Problem requirements: Below are the entries; count the lines in them that contain the word "http" and give only the number.

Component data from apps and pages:
+ + + + + + +

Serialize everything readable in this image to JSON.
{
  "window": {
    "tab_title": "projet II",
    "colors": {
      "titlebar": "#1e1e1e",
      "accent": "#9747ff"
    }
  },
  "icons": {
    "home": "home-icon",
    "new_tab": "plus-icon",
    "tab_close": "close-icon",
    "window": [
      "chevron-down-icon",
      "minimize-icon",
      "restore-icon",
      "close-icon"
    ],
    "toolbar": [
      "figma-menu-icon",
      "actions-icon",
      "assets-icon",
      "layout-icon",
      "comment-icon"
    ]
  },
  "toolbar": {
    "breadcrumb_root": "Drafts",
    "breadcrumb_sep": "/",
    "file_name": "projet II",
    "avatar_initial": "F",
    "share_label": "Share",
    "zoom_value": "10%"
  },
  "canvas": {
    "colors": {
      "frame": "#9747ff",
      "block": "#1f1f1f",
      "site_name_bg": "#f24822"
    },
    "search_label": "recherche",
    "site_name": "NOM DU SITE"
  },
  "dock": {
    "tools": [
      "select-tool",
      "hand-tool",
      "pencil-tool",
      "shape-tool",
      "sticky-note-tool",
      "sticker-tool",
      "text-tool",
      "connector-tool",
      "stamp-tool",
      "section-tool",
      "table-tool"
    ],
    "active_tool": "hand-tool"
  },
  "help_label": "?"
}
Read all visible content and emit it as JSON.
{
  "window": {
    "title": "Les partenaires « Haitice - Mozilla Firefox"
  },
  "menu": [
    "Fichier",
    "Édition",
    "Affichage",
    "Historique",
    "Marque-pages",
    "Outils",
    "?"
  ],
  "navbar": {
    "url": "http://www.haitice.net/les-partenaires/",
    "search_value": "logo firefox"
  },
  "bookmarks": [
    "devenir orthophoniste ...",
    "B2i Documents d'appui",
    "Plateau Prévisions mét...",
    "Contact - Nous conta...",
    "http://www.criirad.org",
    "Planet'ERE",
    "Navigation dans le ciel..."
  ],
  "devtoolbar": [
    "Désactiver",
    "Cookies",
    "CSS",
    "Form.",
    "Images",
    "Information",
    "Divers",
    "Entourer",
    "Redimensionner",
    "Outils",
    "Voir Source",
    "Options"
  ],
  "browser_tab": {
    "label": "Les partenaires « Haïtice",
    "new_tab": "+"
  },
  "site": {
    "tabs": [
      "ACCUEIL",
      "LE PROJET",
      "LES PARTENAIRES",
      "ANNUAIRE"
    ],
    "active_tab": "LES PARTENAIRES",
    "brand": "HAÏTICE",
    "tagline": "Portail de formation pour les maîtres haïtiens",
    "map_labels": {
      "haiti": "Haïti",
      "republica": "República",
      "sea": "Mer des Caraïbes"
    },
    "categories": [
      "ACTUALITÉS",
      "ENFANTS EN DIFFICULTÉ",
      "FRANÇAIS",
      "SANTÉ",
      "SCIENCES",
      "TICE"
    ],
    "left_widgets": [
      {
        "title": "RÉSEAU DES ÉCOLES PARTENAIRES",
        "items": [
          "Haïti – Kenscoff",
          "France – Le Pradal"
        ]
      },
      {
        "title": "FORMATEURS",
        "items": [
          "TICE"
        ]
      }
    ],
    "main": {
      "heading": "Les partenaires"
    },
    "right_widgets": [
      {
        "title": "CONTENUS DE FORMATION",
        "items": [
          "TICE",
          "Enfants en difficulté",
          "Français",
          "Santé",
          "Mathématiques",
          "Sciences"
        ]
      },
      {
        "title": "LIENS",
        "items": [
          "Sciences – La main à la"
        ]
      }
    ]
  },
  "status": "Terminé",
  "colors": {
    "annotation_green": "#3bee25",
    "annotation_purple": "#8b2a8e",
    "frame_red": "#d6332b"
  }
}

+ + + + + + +

Result: 2